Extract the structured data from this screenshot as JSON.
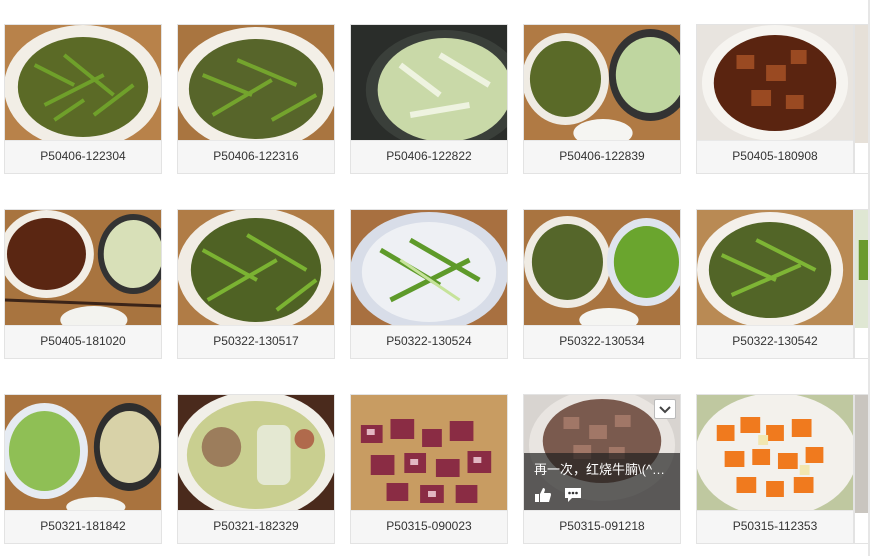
{
  "photos": [
    {
      "label": "P50406-122304",
      "dish": "celery"
    },
    {
      "label": "P50406-122316",
      "dish": "celery"
    },
    {
      "label": "P50406-122822",
      "dish": "soup-cabbage"
    },
    {
      "label": "P50406-122839",
      "dish": "celery-and-soup"
    },
    {
      "label": "P50405-180908",
      "dish": "braised-meat"
    },
    {
      "label": "P50405-181020",
      "dish": "braised-and-soup"
    },
    {
      "label": "P50322-130517",
      "dish": "celery"
    },
    {
      "label": "P50322-130524",
      "dish": "celery-blue-plate"
    },
    {
      "label": "P50322-130534",
      "dish": "two-plates"
    },
    {
      "label": "P50322-130542",
      "dish": "celery"
    },
    {
      "label": "P50321-181842",
      "dish": "greens-and-soup"
    },
    {
      "label": "P50321-182329",
      "dish": "meatball-soup"
    },
    {
      "label": "P50315-090023",
      "dish": "diced-meat-board"
    },
    {
      "label": "P50315-091218",
      "dish": "beef-bowl"
    },
    {
      "label": "P50315-112353",
      "dish": "diced-carrot"
    }
  ],
  "hover_overlay": {
    "photo_label": "P50315-091218",
    "title": "再一次，红烧牛腩\\(^…",
    "like_icon": "thumbs-up-icon",
    "comment_icon": "comment-icon",
    "menu_icon": "chevron-down-icon"
  },
  "colors": {
    "caption_bg": "#f6f6f6",
    "caption_text": "#333333",
    "tile_border": "#e3e3e3",
    "overlay_bg": "#1e1e1e"
  }
}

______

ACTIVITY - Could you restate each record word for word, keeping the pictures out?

ANSWER SPACE -
Extract the structured data from this screenshot as JSON.
{
  "photos": [
    {
      "label": "P50406-122304",
      "dish": "celery"
    },
    {
      "label": "P50406-122316",
      "dish": "celery"
    },
    {
      "label": "P50406-122822",
      "dish": "soup-cabbage"
    },
    {
      "label": "P50406-122839",
      "dish": "celery-and-soup"
    },
    {
      "label": "P50405-180908",
      "dish": "braised-meat"
    },
    {
      "label": "P50405-181020",
      "dish": "braised-and-soup"
    },
    {
      "label": "P50322-130517",
      "dish": "celery"
    },
    {
      "label": "P50322-130524",
      "dish": "celery-blue-plate"
    },
    {
      "label": "P50322-130534",
      "dish": "two-plates"
    },
    {
      "label": "P50322-130542",
      "dish": "celery"
    },
    {
      "label": "P50321-181842",
      "dish": "greens-and-soup"
    },
    {
      "label": "P50321-182329",
      "dish": "meatball-soup"
    },
    {
      "label": "P50315-090023",
      "dish": "diced-meat-board"
    },
    {
      "label": "P50315-091218",
      "dish": "beef-bowl"
    },
    {
      "label": "P50315-112353",
      "dish": "diced-carrot"
    }
  ],
  "hover_overlay": {
    "photo_label": "P50315-091218",
    "title": "再一次，红烧牛腩\\(^…",
    "like_icon": "thumbs-up-icon",
    "comment_icon": "comment-icon",
    "menu_icon": "chevron-down-icon"
  },
  "colors": {
    "caption_bg": "#f6f6f6",
    "caption_text": "#333333",
    "tile_border": "#e3e3e3",
    "overlay_bg": "#1e1e1e"
  }
}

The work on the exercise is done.